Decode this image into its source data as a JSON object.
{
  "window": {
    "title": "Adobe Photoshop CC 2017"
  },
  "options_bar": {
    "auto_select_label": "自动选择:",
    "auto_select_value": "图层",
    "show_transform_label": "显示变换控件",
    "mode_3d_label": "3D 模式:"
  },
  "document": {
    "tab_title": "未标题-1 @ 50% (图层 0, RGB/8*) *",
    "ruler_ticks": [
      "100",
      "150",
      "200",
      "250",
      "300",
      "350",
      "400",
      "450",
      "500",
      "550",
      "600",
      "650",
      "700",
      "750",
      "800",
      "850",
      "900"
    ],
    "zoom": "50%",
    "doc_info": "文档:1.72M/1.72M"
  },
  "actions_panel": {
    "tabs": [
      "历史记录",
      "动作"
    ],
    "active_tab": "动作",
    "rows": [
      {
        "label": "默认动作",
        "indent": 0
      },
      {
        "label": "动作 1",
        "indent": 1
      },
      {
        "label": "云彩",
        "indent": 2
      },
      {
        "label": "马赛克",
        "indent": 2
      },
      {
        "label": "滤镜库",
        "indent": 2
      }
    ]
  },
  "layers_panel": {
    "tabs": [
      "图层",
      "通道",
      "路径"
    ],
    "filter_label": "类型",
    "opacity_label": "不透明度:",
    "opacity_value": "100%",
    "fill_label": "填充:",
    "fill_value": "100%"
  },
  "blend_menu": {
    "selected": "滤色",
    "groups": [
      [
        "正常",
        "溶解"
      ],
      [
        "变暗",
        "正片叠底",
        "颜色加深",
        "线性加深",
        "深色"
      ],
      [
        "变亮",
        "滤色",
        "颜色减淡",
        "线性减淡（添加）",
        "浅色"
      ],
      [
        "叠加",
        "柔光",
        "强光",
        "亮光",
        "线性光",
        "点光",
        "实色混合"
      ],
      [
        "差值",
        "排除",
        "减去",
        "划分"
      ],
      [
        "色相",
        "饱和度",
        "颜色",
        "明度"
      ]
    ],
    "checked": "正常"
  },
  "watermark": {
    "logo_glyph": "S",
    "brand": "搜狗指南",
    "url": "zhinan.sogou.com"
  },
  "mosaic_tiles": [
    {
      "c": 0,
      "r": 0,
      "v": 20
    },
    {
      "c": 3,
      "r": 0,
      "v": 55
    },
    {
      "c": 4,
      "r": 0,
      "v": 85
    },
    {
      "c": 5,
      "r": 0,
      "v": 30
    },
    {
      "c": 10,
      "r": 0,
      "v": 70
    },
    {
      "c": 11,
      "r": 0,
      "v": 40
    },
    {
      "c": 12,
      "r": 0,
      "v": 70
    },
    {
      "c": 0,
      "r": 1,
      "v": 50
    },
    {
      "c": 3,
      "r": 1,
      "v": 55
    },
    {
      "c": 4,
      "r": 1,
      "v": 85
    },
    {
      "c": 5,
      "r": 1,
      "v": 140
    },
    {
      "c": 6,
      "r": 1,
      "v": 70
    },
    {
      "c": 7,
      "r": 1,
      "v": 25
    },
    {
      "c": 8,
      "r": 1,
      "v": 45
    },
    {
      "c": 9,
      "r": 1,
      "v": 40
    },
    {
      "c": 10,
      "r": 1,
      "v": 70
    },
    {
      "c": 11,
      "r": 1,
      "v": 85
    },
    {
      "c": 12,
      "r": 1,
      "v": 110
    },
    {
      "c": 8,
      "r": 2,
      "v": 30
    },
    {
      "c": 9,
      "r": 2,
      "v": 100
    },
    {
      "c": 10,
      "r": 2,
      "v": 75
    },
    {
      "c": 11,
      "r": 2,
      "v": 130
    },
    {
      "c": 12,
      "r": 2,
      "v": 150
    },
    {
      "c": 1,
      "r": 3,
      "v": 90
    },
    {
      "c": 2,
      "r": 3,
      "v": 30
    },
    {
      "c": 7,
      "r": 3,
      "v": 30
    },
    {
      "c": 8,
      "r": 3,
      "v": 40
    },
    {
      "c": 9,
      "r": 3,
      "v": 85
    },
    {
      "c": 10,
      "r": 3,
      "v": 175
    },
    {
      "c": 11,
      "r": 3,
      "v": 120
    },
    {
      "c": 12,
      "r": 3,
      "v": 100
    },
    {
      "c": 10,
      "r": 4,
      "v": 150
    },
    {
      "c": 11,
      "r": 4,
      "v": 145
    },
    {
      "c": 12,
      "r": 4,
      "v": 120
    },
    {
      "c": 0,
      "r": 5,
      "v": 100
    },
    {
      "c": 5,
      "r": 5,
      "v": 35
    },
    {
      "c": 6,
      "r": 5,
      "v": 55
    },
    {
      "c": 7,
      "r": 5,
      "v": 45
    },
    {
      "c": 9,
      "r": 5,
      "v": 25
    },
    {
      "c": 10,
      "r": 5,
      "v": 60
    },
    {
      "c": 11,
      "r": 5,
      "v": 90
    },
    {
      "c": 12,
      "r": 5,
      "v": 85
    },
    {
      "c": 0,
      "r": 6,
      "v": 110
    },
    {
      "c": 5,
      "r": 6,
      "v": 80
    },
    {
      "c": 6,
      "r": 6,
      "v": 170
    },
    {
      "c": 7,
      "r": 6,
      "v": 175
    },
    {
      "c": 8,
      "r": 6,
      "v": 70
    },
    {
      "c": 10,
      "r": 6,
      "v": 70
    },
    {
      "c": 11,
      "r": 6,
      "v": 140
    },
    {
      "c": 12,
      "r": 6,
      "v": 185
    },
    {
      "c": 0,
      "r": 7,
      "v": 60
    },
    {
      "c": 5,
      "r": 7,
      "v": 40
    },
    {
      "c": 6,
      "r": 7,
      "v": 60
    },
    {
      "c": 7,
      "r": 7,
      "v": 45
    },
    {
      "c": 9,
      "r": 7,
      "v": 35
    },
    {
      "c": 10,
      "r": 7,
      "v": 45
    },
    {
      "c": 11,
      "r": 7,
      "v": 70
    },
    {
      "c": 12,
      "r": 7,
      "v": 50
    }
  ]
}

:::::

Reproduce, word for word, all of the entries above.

#### RESPONSE BOX
Decode this image into its source data as a JSON object.
{
  "window": {
    "title": "Adobe Photoshop CC 2017"
  },
  "options_bar": {
    "auto_select_label": "自动选择:",
    "auto_select_value": "图层",
    "show_transform_label": "显示变换控件",
    "mode_3d_label": "3D 模式:"
  },
  "document": {
    "tab_title": "未标题-1 @ 50% (图层 0, RGB/8*) *",
    "ruler_ticks": [
      "100",
      "150",
      "200",
      "250",
      "300",
      "350",
      "400",
      "450",
      "500",
      "550",
      "600",
      "650",
      "700",
      "750",
      "800",
      "850",
      "900"
    ],
    "zoom": "50%",
    "doc_info": "文档:1.72M/1.72M"
  },
  "actions_panel": {
    "tabs": [
      "历史记录",
      "动作"
    ],
    "active_tab": "动作",
    "rows": [
      {
        "label": "默认动作",
        "indent": 0
      },
      {
        "label": "动作 1",
        "indent": 1
      },
      {
        "label": "云彩",
        "indent": 2
      },
      {
        "label": "马赛克",
        "indent": 2
      },
      {
        "label": "滤镜库",
        "indent": 2
      }
    ]
  },
  "layers_panel": {
    "tabs": [
      "图层",
      "通道",
      "路径"
    ],
    "filter_label": "类型",
    "opacity_label": "不透明度:",
    "opacity_value": "100%",
    "fill_label": "填充:",
    "fill_value": "100%"
  },
  "blend_menu": {
    "selected": "滤色",
    "groups": [
      [
        "正常",
        "溶解"
      ],
      [
        "变暗",
        "正片叠底",
        "颜色加深",
        "线性加深",
        "深色"
      ],
      [
        "变亮",
        "滤色",
        "颜色减淡",
        "线性减淡（添加）",
        "浅色"
      ],
      [
        "叠加",
        "柔光",
        "强光",
        "亮光",
        "线性光",
        "点光",
        "实色混合"
      ],
      [
        "差值",
        "排除",
        "减去",
        "划分"
      ],
      [
        "色相",
        "饱和度",
        "颜色",
        "明度"
      ]
    ],
    "checked": "正常"
  },
  "watermark": {
    "logo_glyph": "S",
    "brand": "搜狗指南",
    "url": "zhinan.sogou.com"
  },
  "mosaic_tiles": [
    {
      "c": 0,
      "r": 0,
      "v": 20
    },
    {
      "c": 3,
      "r": 0,
      "v": 55
    },
    {
      "c": 4,
      "r": 0,
      "v": 85
    },
    {
      "c": 5,
      "r": 0,
      "v": 30
    },
    {
      "c": 10,
      "r": 0,
      "v": 70
    },
    {
      "c": 11,
      "r": 0,
      "v": 40
    },
    {
      "c": 12,
      "r": 0,
      "v": 70
    },
    {
      "c": 0,
      "r": 1,
      "v": 50
    },
    {
      "c": 3,
      "r": 1,
      "v": 55
    },
    {
      "c": 4,
      "r": 1,
      "v": 85
    },
    {
      "c": 5,
      "r": 1,
      "v": 140
    },
    {
      "c": 6,
      "r": 1,
      "v": 70
    },
    {
      "c": 7,
      "r": 1,
      "v": 25
    },
    {
      "c": 8,
      "r": 1,
      "v": 45
    },
    {
      "c": 9,
      "r": 1,
      "v": 40
    },
    {
      "c": 10,
      "r": 1,
      "v": 70
    },
    {
      "c": 11,
      "r": 1,
      "v": 85
    },
    {
      "c": 12,
      "r": 1,
      "v": 110
    },
    {
      "c": 8,
      "r": 2,
      "v": 30
    },
    {
      "c": 9,
      "r": 2,
      "v": 100
    },
    {
      "c": 10,
      "r": 2,
      "v": 75
    },
    {
      "c": 11,
      "r": 2,
      "v": 130
    },
    {
      "c": 12,
      "r": 2,
      "v": 150
    },
    {
      "c": 1,
      "r": 3,
      "v": 90
    },
    {
      "c": 2,
      "r": 3,
      "v": 30
    },
    {
      "c": 7,
      "r": 3,
      "v": 30
    },
    {
      "c": 8,
      "r": 3,
      "v": 40
    },
    {
      "c": 9,
      "r": 3,
      "v": 85
    },
    {
      "c": 10,
      "r": 3,
      "v": 175
    },
    {
      "c": 11,
      "r": 3,
      "v": 120
    },
    {
      "c": 12,
      "r": 3,
      "v": 100
    },
    {
      "c": 10,
      "r": 4,
      "v": 150
    },
    {
      "c": 11,
      "r": 4,
      "v": 145
    },
    {
      "c": 12,
      "r": 4,
      "v": 120
    },
    {
      "c": 0,
      "r": 5,
      "v": 100
    },
    {
      "c": 5,
      "r": 5,
      "v": 35
    },
    {
      "c": 6,
      "r": 5,
      "v": 55
    },
    {
      "c": 7,
      "r": 5,
      "v": 45
    },
    {
      "c": 9,
      "r": 5,
      "v": 25
    },
    {
      "c": 10,
      "r": 5,
      "v": 60
    },
    {
      "c": 11,
      "r": 5,
      "v": 90
    },
    {
      "c": 12,
      "r": 5,
      "v": 85
    },
    {
      "c": 0,
      "r": 6,
      "v": 110
    },
    {
      "c": 5,
      "r": 6,
      "v": 80
    },
    {
      "c": 6,
      "r": 6,
      "v": 170
    },
    {
      "c": 7,
      "r": 6,
      "v": 175
    },
    {
      "c": 8,
      "r": 6,
      "v": 70
    },
    {
      "c": 10,
      "r": 6,
      "v": 70
    },
    {
      "c": 11,
      "r": 6,
      "v": 140
    },
    {
      "c": 12,
      "r": 6,
      "v": 185
    },
    {
      "c": 0,
      "r": 7,
      "v": 60
    },
    {
      "c": 5,
      "r": 7,
      "v": 40
    },
    {
      "c": 6,
      "r": 7,
      "v": 60
    },
    {
      "c": 7,
      "r": 7,
      "v": 45
    },
    {
      "c": 9,
      "r": 7,
      "v": 35
    },
    {
      "c": 10,
      "r": 7,
      "v": 45
    },
    {
      "c": 11,
      "r": 7,
      "v": 70
    },
    {
      "c": 12,
      "r": 7,
      "v": 50
    }
  ]
}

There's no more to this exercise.